  20. pjschgo says:

    It’s not “economics” as a whole that harms the public, it’s politicians who don’t truly understand economic principles and therefore don’t correctly implement economic policy. We don’t practice counter-cyclical spending. We privatize reward while socializing risk. We blindly apply “free-market” principles to situations for which they’re not the most efficient practice (e.g. social insurance).

  21. Greg0658 says:

    imo the Captain of Costa Concordia did Italy a financial favor – even tho the workers mostly live on floating motels – they still get shore leave and an operation such as this must rely on the local and state economy

  22. hcgoddard says:

    You slipped up on this one.

    Myth 1: Economics is a science.

    Dictionary definition of science is:



    1. a branch of knowledge or study dealing with a body of facts or truths systematically arranged and showing the operation of general laws: the mathematical sciences.
    2. systematic knowledge of the physical or material world gained through observation and experimentation.
    3. any of the branches of natural or physical science.
    4. systematized knowledge in general.
    5. knowledge, as of facts or principles; knowledge gained by systematic study.

    Where Economics falls short, as does astronomy, geology, anthropology, sociology, etc., is experimentation, although there has been much in Economics. But not remotely possible in macroeconomics, except by blind and ideological policies.

  23. Willy2 says:

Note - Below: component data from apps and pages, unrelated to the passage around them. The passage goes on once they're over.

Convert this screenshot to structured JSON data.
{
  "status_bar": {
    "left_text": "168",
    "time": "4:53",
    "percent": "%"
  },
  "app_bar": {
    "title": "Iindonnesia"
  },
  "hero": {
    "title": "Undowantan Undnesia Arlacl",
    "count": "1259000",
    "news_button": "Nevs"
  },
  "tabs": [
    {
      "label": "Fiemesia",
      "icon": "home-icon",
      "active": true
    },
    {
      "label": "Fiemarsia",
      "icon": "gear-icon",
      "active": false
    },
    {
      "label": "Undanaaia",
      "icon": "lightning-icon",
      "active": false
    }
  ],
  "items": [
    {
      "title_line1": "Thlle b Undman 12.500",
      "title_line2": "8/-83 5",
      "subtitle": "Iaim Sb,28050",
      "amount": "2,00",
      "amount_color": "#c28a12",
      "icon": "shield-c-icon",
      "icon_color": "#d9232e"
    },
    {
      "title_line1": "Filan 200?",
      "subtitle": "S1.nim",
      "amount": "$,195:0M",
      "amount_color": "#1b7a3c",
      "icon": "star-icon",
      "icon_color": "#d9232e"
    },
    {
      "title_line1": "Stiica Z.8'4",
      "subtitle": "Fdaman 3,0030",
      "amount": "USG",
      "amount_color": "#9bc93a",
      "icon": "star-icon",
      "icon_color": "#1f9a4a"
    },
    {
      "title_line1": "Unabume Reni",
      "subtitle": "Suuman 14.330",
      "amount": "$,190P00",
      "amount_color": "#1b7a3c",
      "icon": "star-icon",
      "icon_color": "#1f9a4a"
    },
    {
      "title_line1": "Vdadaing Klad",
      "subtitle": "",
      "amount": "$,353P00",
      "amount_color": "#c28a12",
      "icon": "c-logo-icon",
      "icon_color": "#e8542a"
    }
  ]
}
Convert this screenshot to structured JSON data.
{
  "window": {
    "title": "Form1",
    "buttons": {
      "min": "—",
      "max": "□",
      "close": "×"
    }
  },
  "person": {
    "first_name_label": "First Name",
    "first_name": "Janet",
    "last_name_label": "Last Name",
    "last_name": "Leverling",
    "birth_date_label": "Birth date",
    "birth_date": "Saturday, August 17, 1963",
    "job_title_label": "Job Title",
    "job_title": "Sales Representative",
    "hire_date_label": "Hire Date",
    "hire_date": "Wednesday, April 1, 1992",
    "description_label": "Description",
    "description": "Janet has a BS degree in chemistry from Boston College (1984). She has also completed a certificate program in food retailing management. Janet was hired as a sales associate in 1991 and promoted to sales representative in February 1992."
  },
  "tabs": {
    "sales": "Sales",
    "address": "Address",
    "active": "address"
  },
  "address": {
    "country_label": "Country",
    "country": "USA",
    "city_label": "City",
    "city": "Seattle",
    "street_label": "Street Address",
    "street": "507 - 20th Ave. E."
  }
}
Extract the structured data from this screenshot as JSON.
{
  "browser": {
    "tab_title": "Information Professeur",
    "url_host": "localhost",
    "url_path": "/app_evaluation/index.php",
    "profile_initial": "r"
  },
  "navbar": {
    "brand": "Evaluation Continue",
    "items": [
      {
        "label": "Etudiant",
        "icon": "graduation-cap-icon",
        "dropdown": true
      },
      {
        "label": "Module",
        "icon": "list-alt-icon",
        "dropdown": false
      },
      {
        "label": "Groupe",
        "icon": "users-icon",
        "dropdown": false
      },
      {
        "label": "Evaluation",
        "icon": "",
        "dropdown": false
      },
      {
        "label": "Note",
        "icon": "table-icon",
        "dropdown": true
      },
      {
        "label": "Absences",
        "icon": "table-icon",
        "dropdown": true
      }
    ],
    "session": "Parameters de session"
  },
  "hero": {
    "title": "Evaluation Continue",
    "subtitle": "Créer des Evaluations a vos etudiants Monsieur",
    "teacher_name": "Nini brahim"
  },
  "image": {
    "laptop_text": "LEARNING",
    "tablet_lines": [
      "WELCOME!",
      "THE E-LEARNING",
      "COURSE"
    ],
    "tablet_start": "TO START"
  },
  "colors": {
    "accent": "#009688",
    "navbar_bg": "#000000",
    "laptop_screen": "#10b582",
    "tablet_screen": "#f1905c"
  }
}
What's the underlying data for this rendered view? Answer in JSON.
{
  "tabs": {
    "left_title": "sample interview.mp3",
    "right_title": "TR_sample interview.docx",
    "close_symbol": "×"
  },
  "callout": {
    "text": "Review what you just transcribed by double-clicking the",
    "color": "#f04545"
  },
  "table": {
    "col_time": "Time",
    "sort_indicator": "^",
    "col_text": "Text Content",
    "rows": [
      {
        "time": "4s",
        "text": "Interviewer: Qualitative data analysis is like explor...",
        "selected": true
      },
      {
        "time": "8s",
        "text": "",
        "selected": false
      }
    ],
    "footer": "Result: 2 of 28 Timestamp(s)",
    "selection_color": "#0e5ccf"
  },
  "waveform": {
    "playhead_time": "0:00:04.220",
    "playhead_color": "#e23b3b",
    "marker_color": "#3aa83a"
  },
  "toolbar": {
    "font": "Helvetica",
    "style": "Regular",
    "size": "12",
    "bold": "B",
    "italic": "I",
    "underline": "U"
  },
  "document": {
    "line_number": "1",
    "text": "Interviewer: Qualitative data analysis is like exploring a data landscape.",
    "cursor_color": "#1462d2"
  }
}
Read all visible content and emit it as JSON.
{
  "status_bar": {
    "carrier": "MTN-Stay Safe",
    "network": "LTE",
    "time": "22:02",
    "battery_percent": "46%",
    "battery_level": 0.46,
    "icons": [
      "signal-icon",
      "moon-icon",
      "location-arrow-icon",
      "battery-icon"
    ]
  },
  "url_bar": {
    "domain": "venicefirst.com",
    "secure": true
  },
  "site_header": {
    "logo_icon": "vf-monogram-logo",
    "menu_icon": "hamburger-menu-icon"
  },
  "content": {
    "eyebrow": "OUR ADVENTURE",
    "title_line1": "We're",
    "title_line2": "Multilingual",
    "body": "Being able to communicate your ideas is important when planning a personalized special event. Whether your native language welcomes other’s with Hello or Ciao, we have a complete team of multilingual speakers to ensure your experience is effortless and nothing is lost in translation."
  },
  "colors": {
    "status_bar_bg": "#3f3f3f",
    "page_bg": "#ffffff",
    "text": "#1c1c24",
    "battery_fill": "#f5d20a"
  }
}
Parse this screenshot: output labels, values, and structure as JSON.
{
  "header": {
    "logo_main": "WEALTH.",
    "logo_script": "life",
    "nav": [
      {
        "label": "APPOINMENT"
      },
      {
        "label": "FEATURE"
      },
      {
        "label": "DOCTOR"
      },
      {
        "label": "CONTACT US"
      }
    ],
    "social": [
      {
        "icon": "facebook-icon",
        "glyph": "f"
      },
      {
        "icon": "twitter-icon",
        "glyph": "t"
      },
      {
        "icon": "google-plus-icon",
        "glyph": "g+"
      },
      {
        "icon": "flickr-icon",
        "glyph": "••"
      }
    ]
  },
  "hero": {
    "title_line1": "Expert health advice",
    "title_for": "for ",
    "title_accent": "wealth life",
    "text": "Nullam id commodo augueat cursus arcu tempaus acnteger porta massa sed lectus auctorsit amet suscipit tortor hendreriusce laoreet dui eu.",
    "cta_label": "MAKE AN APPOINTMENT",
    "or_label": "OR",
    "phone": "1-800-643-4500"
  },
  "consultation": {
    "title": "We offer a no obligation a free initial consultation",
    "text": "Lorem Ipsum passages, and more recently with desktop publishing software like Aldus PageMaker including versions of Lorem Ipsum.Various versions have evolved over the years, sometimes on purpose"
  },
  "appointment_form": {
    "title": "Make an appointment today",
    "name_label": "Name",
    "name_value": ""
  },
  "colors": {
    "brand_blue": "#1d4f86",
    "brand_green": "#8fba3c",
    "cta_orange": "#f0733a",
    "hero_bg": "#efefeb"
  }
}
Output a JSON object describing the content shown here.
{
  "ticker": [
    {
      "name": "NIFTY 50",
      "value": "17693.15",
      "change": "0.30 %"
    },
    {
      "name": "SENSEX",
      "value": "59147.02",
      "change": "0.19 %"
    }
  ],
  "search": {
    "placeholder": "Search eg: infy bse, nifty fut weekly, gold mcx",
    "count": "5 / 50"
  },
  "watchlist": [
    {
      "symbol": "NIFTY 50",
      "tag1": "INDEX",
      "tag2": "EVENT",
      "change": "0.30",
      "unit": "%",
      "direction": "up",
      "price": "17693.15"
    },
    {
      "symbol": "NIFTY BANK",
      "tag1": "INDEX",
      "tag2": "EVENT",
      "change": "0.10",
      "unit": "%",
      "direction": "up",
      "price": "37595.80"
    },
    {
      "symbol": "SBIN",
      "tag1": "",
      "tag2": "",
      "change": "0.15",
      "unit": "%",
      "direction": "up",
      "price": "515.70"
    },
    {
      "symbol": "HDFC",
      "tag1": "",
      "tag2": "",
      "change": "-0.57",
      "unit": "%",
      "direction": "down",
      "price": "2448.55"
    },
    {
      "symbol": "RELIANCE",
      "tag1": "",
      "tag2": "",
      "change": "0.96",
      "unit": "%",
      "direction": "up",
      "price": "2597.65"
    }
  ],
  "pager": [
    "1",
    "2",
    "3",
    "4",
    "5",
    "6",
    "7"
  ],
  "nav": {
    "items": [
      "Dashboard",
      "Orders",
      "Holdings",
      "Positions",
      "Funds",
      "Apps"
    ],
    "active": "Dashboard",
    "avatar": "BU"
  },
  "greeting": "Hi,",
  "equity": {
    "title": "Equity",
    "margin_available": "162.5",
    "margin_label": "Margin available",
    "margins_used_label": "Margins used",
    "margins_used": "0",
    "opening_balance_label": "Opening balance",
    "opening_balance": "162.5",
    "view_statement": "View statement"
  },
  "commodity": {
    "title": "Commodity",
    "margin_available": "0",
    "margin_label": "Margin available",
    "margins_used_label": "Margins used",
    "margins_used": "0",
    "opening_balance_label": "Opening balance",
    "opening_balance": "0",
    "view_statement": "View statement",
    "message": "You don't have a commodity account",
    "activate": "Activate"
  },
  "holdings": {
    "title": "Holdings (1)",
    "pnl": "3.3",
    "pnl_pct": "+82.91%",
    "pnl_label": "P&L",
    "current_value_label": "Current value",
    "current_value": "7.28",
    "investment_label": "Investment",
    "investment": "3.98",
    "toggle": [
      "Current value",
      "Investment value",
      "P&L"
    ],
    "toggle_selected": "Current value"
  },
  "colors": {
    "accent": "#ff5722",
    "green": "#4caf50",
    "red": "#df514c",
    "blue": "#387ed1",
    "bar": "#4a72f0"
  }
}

    I’ll reply in a different way.
    • Economics is a science. Agree, but a complicated one. And it includes the science of human behaviour.
    • The goal of economic policy is maximizing efficiency. Disagree.
    • The economy is a market. Agree, but that market is larger than the stockmarket.
    • Prices reflect value. Disagree. Price is what people are willing to pay for something.
    • All profitable activities are good for the economy. Disagree. The economy is a zero sum game. Someone’s profit is also someone’s loss.
    • Monopolies and oligopolies are always bad because they distort prices. Agree.
    • Low wages are good for the economy. Disagree. With lower wages comes less demand.
    • “Industrial policy” is bad. Agree. Too often policy is used to “help” one group at the expense of another group.
    • The best tax code is one that doesn’t pick winners. Agree. Tax policy also distorts the economy. Tax on interest is 40%, on dividends 29%. Interest on muni bonds are tax deductable and “Obamacare” tax exempt. So, investors flock to munis in droves. Instead of this system the IRS shouldn’t tax this kind income at all. The IRS should tax one’s net worth at say, 2% or 1%. This would create a level playing field for all investment classes.
    Tax deductions for interest paid on mortgages should also disappear. Then the true cost of a mortgage would be presented to someone who takes out a mortgage.

  24. Greg0658 says:

    agree its a “complicated science”
    disagree with “zero sum game”
    agree with “Price is what people are willing to pay for something.” they WANT or NEED
    if they WANT it – its efficient
    if they NEED it – it can be abused by the paperpusher and the OpSys for a living

    my house is now a home of stuff I wanted (at the time) and (takes pat on the back) thanks – your Welcome …. but :-( sorry I asked for that distructive stuff – closet is full of defuncts